The word baptized in the Hebrew that corresponds with this passage is only mentioned once, it is the world tabal, and it means to dip, plunge, to immerse oneself into.  It happens to be at the dark waters of the Jordan with Naaman the leper commander of the King of Syria.  Angry that a messenger was sent to tell him to take a bath in a muddy river he storms off in his self-righteous indignation talking to himself:

 But Naaman was wroth, and went away, and said, Behold, I thought, He will surely come out to me, and stand, and call on the name of Jehovah his God, and wave his hand over the place, and recover the leper.  Are not Abanah and Pharpar, the rivers of Damascus, better than all the waters of Israel? may I not wash in them, and be clean? So he turned and went away in a rage. 2 Kngs 5:11-12 NKJV

Humility is the theme of today’s devotion, and I have come to find it is the most elusive attribute and the costliest of all garments.  How often I have come to my Lord demanding attention to a need, or request of selfish gain and when he “loved” me enough to withhold the object of my desire, I pouted and stormed at His righteousness.  I have raged  with leprous pride ,ambition and envy.  Stumbling from the soreness in my flesh, longing to be free in my soul, yearning to know peace but refusing the unclear waters of the Jordan. Refusing the messenger of glad tidings from the heart of Father, because it didn’t come by direct revelation.  Because I didn’t approve of the wording, or the method of the messengers of grace.  I have been like the Zebedee boys and I have stormed off like Naaman, reciting the attributes of my own ways and means over the direct instruction of my God.  I have often refused to wash and be clean, and blamed my God for my lack of wholeness.

 And his servants came near, and spake unto him, and said, My father, if the prophet had bid thee do some great thing, wouldest thou not have done it? how much rather then, when he saith to thee, Wash, and be clean?  Then went he down, and dipped himself seven times in the Jordan, according to the saying of the man of God; and his flesh came again like unto the flesh of a little child, and he was clean. 2Kings 5:13-14 NKJV

The Spirit moved me to the banks of the Jordan to stare into the murky water.  The water of the ways of the mystery of God’s dealings with man.  So often shrouded in darkness, bathed in lightning, and trumpets and smoke, and mud.

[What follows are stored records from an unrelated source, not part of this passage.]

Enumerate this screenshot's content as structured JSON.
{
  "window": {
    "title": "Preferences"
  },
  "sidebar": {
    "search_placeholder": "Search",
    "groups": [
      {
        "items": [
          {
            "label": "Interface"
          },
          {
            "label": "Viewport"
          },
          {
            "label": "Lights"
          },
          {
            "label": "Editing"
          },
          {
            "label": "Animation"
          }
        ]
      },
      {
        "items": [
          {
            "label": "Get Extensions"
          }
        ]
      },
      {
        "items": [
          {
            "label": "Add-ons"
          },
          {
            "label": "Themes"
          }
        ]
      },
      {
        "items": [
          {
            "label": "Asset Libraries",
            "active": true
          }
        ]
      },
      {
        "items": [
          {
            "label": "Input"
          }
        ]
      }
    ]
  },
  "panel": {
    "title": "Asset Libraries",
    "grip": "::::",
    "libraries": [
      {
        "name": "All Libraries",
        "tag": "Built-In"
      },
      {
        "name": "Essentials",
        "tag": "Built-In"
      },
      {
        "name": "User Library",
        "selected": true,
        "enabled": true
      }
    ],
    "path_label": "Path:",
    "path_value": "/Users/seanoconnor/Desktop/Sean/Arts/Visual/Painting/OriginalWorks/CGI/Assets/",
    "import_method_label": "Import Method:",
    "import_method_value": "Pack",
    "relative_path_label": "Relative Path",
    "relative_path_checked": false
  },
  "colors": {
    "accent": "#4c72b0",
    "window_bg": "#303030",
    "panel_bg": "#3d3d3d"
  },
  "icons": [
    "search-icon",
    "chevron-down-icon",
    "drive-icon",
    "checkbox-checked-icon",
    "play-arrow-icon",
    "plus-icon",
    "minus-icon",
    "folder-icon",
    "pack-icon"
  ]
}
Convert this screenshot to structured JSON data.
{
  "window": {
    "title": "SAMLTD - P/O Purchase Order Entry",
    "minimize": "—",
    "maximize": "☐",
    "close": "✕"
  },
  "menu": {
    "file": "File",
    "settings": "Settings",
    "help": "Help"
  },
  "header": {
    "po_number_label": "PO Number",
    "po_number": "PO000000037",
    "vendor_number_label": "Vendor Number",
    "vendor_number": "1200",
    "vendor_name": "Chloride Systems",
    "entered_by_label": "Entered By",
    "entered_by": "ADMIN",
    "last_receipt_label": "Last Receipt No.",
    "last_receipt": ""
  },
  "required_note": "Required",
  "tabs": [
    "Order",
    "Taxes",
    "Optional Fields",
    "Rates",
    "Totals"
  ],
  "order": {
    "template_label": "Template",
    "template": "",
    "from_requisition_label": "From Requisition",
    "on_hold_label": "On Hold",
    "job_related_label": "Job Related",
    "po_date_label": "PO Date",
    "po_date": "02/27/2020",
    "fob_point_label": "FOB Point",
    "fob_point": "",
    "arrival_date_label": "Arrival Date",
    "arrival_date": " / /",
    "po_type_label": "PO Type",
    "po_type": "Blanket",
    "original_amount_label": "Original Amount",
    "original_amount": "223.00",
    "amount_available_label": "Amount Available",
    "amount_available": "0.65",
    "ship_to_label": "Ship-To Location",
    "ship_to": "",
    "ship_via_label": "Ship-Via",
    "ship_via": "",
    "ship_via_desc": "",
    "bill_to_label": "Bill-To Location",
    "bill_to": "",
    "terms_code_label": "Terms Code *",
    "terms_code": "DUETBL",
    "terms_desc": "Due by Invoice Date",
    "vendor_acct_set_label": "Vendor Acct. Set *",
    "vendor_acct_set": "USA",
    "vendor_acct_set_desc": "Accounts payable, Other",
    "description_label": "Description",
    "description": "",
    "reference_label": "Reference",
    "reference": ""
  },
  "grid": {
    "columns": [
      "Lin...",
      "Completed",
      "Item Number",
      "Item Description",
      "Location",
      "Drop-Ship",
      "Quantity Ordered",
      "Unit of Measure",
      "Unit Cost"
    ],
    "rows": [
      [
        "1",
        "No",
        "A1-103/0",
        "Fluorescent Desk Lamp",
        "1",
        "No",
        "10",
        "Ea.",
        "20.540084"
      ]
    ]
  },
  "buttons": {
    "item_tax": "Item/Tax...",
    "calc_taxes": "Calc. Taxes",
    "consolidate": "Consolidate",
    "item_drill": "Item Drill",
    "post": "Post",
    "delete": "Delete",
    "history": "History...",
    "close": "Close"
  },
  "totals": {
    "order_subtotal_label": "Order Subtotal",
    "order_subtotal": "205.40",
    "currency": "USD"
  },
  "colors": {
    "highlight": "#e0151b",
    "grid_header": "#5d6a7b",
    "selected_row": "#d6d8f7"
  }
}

What does it mean to wash? I run my hands under the water of the Word and wait.

The word for wash in the above scripture is rachats.  It means to wash the whole or part of a thing, means wash basin, and there in its root form, it means trust. Like a servant who washes his master, trust.  Like a mother who washes her baby, trust. Like the way the healer washes our wounds, trust.  For the kindness to succeed, trust is the necessary response of the recipient.

I sat quiet for a long while staring at the invitations to the Jordan that have been extended time and again and my justifications that have kept me soul sick and ineffective.  It was always about trust.  I could feel Him Agape me.  Love me to the truth of the matter, the root of my leprosy was that I didn’t trust the nearness and goodness of God.

Oswald Chambers said that the root of all sin is the suspicion that God is not good. I was horribly suspicious of what I could not see.  The call to step into the muddy water in full trust of his goodness provoked terror.  I could feel the Spirit whisper to me:  “Would you be clean?”

Father, I wait on the banks of the unclear, unknown waters of your ways.  I declare my ways are not your ways, my thoughts are not your thoughts. I yield my prideful heart to you.  Wash me, and I will be clean. Save me, and I will be saved. Feed me and I shall eat.  Call me, and I will come. Make me whole precious Healer, as I place my trust in the goodness of your heart alone.oak_creek_fall